Aim of the task:
Check which lines of the entries that follow hold "Pantalla", then give the number of those lines and nothing more.

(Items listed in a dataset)
*****

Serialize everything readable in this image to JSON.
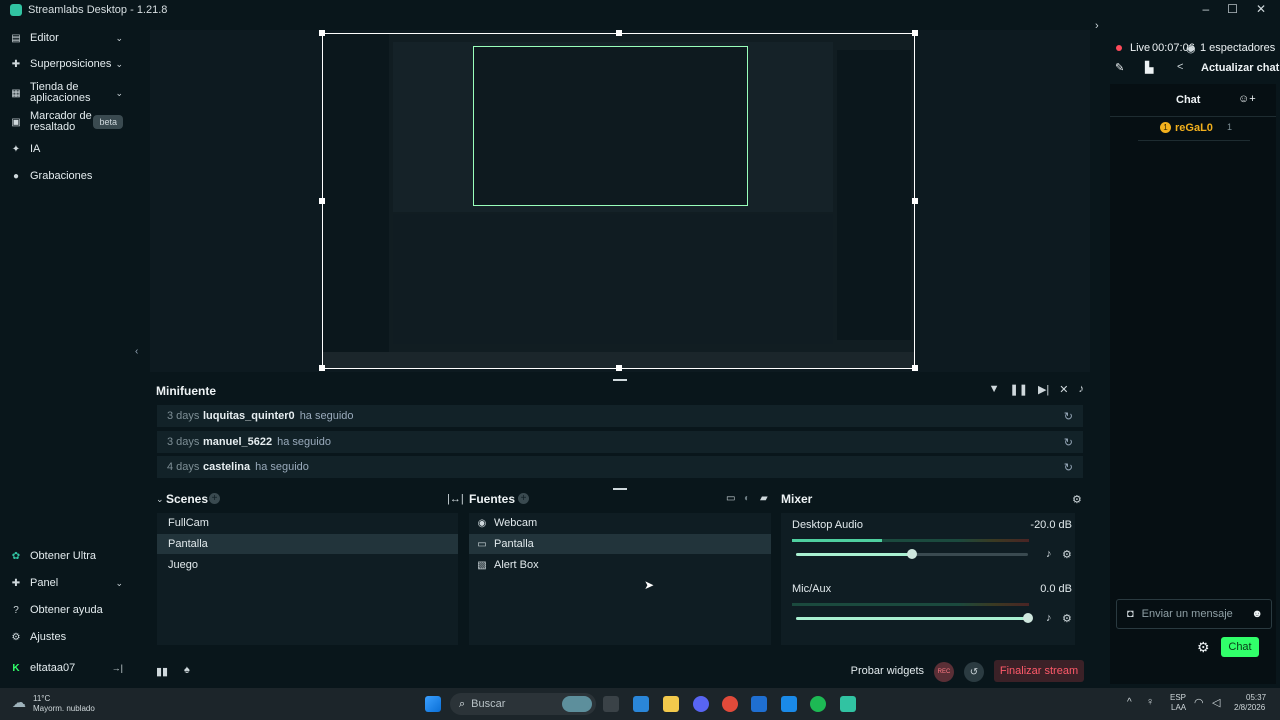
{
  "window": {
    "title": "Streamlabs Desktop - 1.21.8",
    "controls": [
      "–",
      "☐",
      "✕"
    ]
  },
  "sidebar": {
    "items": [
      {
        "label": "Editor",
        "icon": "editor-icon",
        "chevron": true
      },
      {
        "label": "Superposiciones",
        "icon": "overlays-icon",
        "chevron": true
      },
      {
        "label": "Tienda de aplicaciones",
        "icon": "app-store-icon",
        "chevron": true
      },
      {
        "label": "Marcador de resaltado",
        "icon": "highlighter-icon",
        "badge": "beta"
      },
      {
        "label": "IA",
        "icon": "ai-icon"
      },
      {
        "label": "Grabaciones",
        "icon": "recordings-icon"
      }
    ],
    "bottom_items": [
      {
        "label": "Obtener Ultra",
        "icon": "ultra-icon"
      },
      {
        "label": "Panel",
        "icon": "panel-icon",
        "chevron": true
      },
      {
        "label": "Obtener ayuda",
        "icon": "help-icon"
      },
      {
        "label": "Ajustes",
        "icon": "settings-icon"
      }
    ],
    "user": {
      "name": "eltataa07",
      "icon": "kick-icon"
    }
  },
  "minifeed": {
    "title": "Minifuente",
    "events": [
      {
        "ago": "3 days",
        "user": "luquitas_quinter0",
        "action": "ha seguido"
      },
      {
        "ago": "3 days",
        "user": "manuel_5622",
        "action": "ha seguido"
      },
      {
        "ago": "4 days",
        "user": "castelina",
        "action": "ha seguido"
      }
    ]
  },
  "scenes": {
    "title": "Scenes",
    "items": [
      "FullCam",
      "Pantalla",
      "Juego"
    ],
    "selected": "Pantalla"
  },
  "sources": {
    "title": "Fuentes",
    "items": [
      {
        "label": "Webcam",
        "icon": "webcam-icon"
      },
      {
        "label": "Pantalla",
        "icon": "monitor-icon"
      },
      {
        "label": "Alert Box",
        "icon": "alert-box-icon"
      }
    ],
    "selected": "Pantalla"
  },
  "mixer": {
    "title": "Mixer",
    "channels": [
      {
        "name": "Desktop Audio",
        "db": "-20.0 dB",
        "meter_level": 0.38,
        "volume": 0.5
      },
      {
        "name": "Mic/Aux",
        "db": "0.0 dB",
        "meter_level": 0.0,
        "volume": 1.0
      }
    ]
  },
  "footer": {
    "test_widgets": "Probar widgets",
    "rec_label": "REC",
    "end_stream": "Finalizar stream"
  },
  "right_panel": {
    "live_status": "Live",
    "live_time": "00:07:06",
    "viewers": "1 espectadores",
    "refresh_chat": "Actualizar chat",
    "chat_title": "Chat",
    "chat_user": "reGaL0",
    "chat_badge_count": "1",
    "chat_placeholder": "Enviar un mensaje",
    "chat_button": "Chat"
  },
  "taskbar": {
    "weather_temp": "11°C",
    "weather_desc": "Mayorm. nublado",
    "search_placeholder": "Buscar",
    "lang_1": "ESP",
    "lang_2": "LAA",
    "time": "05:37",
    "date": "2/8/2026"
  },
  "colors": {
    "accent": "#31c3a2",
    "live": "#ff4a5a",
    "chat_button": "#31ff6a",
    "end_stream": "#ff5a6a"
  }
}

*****

Answer:
4